In their report Chain Reaction, Friends of the Earth, Natural Resources Defense Council, Consumers Union, Food Animal Concerns Trust, Keep Antibiotics Working, and Center for Food Safety looked into major restaurants’ policies regarding antibiotic use in their meat products.
Pass And Fail
Of the 25 largest fast food chains, only five received passing grades. Of those, only Chipotle and Panera received A-grades.
Chick-fil-A received a B, while Dunkin’ Donuts and McDonald’s received C-grades.
In the report, the five top-rated restaurants were the only ones to have adopted antibiotic-limiting policies, and the top two were the only ones to publicly announce they would source only antibiotic-free meat.
In the United States, 70 percent of medically important antibiotics are sold for livestock. Antibiotics are largely used in conventional livestock operations not to treat illness, but to increase growth.

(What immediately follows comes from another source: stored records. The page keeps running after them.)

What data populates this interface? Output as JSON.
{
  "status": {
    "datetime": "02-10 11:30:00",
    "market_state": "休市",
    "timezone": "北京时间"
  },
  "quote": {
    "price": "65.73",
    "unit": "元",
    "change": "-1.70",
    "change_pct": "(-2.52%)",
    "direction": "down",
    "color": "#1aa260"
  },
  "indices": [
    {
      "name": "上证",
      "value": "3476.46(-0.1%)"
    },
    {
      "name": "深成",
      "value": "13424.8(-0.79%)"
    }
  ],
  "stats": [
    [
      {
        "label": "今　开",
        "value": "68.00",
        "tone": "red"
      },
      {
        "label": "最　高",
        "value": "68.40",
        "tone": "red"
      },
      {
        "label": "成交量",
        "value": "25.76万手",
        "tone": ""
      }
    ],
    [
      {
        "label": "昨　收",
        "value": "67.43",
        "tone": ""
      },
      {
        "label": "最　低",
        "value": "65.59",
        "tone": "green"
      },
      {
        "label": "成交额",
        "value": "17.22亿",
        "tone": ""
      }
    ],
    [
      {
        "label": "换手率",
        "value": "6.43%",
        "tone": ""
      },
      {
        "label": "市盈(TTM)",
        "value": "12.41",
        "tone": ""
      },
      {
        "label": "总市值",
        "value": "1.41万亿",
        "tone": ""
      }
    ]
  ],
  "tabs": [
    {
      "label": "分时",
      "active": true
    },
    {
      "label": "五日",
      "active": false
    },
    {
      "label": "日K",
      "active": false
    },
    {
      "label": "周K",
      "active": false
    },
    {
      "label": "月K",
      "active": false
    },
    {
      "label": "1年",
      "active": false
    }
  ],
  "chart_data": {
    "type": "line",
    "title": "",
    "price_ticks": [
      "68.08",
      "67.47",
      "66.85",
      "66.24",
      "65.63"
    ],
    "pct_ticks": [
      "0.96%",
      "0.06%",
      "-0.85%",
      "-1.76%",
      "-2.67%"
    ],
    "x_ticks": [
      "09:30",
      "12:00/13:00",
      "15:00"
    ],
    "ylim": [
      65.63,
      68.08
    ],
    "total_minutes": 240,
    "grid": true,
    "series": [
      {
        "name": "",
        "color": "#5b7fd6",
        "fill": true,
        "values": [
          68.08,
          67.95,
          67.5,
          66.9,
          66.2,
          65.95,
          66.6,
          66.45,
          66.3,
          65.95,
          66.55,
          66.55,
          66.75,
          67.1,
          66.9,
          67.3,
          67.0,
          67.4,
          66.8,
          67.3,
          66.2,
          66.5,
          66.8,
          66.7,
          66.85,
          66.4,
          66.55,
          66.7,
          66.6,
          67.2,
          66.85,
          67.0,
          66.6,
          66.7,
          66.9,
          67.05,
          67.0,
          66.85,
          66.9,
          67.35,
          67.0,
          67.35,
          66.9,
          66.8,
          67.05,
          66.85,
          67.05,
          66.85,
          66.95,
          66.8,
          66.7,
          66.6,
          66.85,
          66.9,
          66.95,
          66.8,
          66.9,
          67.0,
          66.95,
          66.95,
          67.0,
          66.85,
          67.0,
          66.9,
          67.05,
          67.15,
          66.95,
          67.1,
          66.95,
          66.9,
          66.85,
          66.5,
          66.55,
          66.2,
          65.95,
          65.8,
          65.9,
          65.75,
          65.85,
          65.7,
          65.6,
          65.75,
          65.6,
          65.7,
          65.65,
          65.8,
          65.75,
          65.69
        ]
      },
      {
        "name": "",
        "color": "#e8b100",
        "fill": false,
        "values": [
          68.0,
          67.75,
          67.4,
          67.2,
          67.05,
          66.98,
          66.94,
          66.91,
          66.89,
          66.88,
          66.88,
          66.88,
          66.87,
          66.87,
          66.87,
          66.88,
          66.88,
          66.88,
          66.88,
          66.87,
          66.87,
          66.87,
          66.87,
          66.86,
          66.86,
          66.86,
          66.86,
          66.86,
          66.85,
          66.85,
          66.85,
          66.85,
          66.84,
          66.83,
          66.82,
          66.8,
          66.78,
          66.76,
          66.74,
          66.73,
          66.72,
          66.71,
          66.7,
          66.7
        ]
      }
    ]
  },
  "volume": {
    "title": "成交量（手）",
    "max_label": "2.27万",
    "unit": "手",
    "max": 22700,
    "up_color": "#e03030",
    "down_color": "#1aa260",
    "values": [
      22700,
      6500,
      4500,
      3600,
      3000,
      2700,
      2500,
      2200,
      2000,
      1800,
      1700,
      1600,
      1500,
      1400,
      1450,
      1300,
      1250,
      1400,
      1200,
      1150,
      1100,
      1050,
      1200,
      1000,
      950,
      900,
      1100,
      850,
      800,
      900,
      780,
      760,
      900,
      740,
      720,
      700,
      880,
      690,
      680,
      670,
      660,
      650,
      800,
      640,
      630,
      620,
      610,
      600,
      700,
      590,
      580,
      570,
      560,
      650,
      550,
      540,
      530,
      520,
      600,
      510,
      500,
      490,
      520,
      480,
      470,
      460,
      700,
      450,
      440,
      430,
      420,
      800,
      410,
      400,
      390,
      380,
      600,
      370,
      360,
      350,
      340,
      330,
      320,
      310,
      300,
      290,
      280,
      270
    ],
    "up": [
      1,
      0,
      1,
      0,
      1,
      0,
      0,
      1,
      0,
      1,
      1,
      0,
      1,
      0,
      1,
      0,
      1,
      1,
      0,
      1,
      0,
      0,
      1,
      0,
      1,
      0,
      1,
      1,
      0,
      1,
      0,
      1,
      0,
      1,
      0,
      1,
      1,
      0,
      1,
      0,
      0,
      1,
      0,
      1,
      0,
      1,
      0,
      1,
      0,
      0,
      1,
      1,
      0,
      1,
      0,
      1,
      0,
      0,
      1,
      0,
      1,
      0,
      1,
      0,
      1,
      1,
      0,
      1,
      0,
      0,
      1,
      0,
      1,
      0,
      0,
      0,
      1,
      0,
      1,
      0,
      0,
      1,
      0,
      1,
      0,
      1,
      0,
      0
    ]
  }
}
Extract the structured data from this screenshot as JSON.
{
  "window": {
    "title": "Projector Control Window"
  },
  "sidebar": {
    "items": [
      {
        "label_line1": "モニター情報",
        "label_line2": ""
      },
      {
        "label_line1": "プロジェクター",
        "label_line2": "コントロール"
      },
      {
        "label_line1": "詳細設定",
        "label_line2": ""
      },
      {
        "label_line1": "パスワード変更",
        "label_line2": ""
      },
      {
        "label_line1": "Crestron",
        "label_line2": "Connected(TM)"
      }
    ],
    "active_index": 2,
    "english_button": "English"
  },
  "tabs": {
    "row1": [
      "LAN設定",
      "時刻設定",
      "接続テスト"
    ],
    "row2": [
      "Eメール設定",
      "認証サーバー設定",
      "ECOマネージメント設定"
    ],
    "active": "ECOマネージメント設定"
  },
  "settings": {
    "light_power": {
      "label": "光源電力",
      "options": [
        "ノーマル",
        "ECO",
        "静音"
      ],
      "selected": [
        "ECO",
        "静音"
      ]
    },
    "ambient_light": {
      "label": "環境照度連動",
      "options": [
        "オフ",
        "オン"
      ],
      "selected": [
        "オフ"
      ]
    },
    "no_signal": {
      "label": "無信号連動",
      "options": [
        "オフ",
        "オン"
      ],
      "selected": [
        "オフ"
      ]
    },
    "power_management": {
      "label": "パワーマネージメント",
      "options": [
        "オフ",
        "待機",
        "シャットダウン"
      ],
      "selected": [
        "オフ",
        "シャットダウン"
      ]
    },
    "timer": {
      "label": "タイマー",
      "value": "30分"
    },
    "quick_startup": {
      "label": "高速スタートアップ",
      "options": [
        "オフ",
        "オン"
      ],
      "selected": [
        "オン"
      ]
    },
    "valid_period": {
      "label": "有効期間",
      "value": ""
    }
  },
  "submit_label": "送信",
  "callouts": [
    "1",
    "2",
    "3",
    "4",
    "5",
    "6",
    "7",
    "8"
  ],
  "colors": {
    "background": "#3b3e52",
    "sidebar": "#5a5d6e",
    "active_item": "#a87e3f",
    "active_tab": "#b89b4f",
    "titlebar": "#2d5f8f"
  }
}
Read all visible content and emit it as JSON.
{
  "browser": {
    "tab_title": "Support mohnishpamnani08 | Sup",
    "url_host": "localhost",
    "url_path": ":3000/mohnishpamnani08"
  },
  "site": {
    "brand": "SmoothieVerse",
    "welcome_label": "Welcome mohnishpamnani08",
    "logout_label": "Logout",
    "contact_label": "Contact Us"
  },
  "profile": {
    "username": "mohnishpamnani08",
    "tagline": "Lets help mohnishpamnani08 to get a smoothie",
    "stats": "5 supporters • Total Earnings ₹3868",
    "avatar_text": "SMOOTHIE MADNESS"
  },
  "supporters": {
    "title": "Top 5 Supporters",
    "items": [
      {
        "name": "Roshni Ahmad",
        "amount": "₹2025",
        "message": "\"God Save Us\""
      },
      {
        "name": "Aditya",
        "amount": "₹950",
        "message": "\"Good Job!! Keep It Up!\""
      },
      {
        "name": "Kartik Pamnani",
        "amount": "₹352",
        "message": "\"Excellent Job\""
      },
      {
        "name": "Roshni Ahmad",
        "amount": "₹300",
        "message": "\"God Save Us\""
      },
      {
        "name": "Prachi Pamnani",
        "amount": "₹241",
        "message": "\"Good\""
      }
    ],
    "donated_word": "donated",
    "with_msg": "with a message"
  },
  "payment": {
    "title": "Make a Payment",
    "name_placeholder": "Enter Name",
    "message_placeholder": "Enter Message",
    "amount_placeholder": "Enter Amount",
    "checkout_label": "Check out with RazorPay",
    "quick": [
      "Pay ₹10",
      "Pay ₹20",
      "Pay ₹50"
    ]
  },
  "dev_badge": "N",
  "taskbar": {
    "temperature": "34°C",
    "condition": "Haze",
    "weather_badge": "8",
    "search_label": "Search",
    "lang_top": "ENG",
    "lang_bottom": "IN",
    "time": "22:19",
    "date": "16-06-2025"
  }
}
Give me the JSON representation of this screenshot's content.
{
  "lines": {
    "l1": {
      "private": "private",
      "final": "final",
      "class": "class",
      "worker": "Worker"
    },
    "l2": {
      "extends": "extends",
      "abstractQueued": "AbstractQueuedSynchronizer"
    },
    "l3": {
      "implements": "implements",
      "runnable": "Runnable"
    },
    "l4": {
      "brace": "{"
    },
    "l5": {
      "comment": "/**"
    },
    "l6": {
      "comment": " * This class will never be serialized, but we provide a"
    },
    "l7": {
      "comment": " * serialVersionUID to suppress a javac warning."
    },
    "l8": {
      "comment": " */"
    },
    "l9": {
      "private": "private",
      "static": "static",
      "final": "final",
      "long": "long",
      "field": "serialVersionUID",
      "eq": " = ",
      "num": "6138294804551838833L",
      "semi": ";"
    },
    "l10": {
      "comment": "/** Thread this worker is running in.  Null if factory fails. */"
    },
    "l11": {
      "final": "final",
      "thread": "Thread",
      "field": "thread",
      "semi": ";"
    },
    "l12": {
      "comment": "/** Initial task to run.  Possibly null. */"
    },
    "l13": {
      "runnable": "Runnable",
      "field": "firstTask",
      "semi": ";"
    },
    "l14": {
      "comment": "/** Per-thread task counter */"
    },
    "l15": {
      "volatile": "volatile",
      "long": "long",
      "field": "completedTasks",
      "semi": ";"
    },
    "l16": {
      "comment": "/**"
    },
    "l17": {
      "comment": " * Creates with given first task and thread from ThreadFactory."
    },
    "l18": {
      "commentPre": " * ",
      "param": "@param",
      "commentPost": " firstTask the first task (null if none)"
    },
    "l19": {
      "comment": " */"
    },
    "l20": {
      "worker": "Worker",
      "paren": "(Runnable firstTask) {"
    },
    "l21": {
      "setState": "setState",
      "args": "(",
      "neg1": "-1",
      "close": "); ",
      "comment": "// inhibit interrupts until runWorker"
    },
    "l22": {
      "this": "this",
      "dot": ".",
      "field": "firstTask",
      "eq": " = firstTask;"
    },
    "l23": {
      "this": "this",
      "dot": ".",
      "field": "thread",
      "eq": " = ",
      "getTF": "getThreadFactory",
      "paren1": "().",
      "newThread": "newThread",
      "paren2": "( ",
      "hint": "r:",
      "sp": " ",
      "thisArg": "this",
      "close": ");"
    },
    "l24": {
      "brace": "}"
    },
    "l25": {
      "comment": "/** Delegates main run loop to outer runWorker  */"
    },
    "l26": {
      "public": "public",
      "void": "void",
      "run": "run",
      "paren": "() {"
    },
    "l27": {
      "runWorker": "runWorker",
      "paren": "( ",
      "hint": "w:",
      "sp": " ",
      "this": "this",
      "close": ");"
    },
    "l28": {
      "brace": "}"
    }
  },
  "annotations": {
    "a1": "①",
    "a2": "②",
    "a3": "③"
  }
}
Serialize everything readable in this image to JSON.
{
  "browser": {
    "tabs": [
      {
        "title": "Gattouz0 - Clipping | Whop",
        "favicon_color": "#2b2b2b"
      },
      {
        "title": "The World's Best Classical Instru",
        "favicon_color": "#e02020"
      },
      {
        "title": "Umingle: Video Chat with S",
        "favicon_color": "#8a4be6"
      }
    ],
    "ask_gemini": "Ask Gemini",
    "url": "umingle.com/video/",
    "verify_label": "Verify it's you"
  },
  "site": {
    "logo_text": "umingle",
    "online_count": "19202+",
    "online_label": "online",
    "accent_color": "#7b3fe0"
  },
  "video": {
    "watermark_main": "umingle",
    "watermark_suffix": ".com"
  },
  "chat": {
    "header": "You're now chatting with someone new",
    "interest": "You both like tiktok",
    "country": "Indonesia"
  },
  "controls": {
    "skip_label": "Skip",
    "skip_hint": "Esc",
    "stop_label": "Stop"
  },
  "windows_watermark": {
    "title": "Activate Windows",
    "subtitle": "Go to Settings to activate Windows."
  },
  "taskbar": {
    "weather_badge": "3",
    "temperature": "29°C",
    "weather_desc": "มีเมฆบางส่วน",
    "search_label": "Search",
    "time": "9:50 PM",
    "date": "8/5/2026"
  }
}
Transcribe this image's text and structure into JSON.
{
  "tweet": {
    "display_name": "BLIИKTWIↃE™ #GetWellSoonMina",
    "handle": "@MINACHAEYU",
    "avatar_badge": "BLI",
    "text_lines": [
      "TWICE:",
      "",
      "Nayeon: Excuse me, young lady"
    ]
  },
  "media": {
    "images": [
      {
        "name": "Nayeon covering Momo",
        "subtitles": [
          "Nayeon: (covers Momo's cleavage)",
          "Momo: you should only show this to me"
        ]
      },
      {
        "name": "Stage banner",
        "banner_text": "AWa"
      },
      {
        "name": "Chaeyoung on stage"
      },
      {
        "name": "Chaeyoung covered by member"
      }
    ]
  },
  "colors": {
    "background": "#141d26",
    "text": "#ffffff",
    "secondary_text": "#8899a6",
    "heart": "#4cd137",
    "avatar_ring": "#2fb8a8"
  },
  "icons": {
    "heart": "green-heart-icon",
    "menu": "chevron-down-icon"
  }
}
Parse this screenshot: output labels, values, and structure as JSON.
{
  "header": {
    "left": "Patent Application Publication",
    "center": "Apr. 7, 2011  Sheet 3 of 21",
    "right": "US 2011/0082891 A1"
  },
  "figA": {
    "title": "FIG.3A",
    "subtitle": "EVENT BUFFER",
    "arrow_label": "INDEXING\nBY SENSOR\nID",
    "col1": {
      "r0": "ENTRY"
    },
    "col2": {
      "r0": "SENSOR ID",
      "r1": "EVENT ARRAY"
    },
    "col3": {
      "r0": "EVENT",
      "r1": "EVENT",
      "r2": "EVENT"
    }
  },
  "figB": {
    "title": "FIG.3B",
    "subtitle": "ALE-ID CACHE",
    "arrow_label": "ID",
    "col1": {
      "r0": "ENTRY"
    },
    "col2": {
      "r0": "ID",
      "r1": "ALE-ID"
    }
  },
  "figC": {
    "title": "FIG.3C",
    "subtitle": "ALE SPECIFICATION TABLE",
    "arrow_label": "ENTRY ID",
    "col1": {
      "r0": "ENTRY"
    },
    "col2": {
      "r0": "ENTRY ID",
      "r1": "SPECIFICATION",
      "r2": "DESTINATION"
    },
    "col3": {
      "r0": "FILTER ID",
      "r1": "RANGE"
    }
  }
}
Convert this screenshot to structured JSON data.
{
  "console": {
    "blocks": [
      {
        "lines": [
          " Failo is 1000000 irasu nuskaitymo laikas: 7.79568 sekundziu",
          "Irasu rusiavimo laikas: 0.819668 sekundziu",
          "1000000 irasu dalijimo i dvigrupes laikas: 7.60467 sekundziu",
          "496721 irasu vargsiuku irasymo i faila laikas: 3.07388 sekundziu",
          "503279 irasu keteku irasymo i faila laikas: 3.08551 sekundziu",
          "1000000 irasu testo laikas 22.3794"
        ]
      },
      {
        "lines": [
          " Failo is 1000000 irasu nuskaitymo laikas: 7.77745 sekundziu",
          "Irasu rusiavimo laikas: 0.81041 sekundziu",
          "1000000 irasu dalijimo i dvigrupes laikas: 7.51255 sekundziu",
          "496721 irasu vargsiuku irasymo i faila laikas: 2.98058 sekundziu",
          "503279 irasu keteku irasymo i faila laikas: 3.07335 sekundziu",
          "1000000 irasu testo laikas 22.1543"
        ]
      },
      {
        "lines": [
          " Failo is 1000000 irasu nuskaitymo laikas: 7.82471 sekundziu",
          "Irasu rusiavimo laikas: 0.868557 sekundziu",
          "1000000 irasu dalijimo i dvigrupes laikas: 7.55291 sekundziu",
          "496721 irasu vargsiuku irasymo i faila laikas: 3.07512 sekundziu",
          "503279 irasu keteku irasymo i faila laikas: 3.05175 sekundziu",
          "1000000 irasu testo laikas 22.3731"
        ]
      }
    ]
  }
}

In 2013, the Food and Drug Administration announced it would request voluntary phasing out of antibiotic use in livestock, but the wording in the plan provided a loophole for disease prevention, which could go beyond what is medically necessary.